WAWMEasternFoxSquirrel.JPGeastern fox squirrel (Sciurus niger)
Photo © Illinois Department of Natural Resources

 Features and Behaviors

The eastern fox squirrel’s head-body length is 10 to 15 inches. It has rust-yellow body fur with light-yellow belly fur. The tail is very long and bushy.
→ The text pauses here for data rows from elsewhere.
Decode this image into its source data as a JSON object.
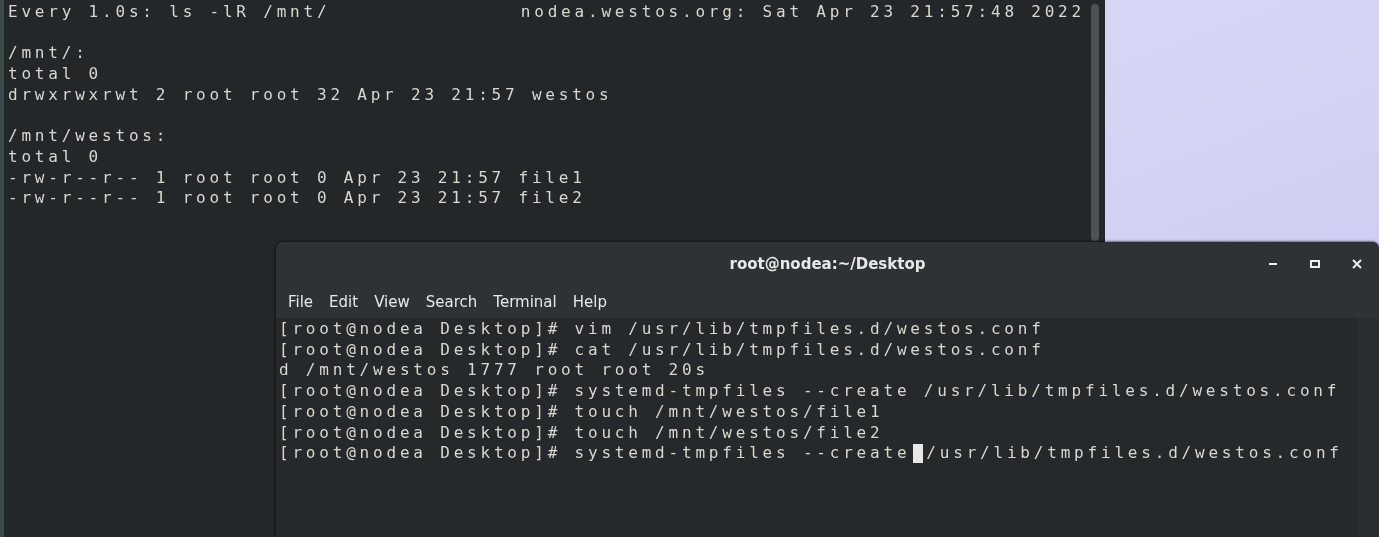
{
  "back_terminal": {
    "header_left": "Every 1.0s: ls -lR /mnt/",
    "header_right": "nodea.westos.org: Sat Apr 23 21:57:48 2022",
    "sections": [
      {
        "lines": [
          "/mnt/:",
          "total 0",
          "drwxrwxrwt 2 root root 32 Apr 23 21:57 westos"
        ]
      },
      {
        "lines": [
          "/mnt/westos:",
          "total 0",
          "-rw-r--r-- 1 root root 0 Apr 23 21:57 file1",
          "-rw-r--r-- 1 root root 0 Apr 23 21:57 file2"
        ]
      }
    ]
  },
  "front_terminal": {
    "title": "root@nodea:~/Desktop",
    "menu": [
      "File",
      "Edit",
      "View",
      "Search",
      "Terminal",
      "Help"
    ],
    "lines": [
      "[root@nodea Desktop]# vim /usr/lib/tmpfiles.d/westos.conf",
      "[root@nodea Desktop]# cat /usr/lib/tmpfiles.d/westos.conf",
      "d /mnt/westos 1777 root root 20s",
      "[root@nodea Desktop]# systemd-tmpfiles --create /usr/lib/tmpfiles.d/westos.conf",
      "[root@nodea Desktop]# touch /mnt/westos/file1",
      "[root@nodea Desktop]# touch /mnt/westos/file2"
    ],
    "input_line": {
      "before_cursor": "[root@nodea Desktop]# systemd-tmpfiles --create",
      "after_cursor": "/usr/lib/tmpfiles.d/westos.conf"
    }
  }
}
The eastern fox squirrel may be found statewide in Illinois. This mammal lives in forest edges, woodlots, fencerows and oak tree clusters. The eastern fox squirrel is also an inhabitant of cities. It is not commonly found in any area with gray squirrels. The eastern fox squirrel consumes fruits, tree buds, hickory nuts, acorns, walnuts, Osage orange fruits, corn, flowers, leaves, fungi and insects. The type of food eaten depends on the season and availability. It will store foods if any are available in ample supply. This mammal is active early in the morning and late in the evening, in trees and on the ground. This squirrel is known to swim. It does not hibernate but may sleep for several consecutive days in winter. It may build a leaf nest or use a tree cavity or manmade nest box for shelter and raising young. The eastern fox squirrel makes a series of sounds, but the “bark” is the most commonly used. There are two mating seasons, one in early winter and one in late spring. Females two years old and older produce two litters per year. Females about one year old usually breed once in a year. Two to four young are born after a gestation period of about six weeks. Young nurse for about two months.

 Illinois Range